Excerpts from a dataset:
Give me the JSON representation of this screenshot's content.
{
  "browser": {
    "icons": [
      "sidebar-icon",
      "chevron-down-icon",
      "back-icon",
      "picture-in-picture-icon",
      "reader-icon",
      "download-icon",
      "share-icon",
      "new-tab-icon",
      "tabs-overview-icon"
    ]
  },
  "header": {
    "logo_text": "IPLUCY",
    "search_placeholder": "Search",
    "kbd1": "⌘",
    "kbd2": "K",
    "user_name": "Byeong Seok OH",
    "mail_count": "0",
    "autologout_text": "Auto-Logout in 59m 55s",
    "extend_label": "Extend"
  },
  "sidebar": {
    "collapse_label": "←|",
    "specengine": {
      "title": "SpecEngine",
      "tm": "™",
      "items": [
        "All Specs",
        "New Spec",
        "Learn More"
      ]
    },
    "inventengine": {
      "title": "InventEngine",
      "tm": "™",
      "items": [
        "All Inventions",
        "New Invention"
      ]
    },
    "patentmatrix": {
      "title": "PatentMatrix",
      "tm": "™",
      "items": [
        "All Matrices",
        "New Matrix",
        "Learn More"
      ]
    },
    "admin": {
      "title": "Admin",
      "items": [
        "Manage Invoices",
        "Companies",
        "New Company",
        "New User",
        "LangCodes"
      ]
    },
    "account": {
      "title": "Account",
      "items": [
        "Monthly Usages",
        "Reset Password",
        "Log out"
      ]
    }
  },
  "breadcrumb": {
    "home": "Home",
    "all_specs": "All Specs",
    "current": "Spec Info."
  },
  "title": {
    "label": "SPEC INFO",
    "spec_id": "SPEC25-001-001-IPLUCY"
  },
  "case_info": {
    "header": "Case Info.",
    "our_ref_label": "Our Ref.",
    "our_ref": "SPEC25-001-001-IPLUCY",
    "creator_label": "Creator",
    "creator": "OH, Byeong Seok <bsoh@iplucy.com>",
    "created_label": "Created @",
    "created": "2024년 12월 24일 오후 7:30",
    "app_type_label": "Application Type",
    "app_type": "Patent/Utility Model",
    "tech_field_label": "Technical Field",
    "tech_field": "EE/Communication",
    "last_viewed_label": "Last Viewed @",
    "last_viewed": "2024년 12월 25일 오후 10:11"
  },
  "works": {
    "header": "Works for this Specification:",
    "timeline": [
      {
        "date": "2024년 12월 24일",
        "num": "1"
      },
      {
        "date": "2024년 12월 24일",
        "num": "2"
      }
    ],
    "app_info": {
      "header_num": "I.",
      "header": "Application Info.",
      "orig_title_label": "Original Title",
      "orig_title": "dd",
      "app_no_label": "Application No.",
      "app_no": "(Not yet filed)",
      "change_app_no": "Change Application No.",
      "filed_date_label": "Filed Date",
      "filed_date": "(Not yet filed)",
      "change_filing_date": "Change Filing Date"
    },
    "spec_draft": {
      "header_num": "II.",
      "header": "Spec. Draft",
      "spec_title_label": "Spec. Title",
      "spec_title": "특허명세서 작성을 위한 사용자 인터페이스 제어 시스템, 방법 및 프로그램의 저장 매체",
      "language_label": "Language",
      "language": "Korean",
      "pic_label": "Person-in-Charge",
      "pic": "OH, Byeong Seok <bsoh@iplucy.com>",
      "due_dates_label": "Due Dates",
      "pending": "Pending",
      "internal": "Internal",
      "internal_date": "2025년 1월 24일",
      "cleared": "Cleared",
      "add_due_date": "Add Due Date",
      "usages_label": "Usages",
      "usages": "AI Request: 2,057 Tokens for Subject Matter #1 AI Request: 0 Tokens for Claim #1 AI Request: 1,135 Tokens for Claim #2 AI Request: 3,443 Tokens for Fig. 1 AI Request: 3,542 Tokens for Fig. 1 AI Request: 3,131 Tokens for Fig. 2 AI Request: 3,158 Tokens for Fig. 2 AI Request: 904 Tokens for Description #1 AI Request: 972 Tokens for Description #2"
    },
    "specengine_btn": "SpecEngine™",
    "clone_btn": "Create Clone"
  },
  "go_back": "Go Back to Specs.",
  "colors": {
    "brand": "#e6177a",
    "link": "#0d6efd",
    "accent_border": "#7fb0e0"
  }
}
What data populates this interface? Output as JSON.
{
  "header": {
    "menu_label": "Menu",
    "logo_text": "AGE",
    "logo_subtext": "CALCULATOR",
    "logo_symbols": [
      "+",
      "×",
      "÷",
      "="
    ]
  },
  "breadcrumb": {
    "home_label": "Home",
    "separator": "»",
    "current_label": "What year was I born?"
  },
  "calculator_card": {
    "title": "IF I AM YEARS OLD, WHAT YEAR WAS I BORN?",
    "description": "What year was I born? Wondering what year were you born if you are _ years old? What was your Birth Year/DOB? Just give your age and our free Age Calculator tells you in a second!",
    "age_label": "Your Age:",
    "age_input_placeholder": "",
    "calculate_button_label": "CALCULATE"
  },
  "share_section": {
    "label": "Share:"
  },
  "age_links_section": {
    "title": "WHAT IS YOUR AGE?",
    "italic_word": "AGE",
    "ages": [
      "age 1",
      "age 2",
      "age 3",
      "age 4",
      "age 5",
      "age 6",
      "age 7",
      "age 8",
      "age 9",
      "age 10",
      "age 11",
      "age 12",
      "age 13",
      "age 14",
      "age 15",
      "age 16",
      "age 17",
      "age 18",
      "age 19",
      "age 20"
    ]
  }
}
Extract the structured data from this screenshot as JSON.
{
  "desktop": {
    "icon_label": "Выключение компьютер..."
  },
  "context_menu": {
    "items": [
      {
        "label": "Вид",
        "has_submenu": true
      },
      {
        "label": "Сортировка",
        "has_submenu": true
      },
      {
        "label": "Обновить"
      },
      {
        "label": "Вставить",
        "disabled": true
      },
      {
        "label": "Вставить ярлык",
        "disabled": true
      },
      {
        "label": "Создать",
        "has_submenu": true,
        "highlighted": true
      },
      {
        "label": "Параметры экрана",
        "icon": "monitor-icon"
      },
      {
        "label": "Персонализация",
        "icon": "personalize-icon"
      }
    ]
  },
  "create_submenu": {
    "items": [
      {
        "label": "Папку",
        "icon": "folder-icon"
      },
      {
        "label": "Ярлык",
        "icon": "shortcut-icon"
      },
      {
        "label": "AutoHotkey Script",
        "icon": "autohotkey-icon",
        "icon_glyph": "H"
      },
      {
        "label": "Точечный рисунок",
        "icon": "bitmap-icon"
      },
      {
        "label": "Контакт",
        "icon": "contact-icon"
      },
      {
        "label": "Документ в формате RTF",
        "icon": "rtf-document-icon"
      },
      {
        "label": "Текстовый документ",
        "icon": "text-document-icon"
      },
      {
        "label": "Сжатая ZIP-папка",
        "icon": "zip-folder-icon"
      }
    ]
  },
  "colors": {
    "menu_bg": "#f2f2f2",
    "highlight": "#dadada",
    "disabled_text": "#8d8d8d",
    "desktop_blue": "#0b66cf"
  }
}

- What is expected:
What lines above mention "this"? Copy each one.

- Answer section:
Give me the JSON representation of this screenshot's content.
    "header": "Works for this Specification:",
What data populates this interface? Output as JSON.
Extract the structured data from this screenshot as JSON.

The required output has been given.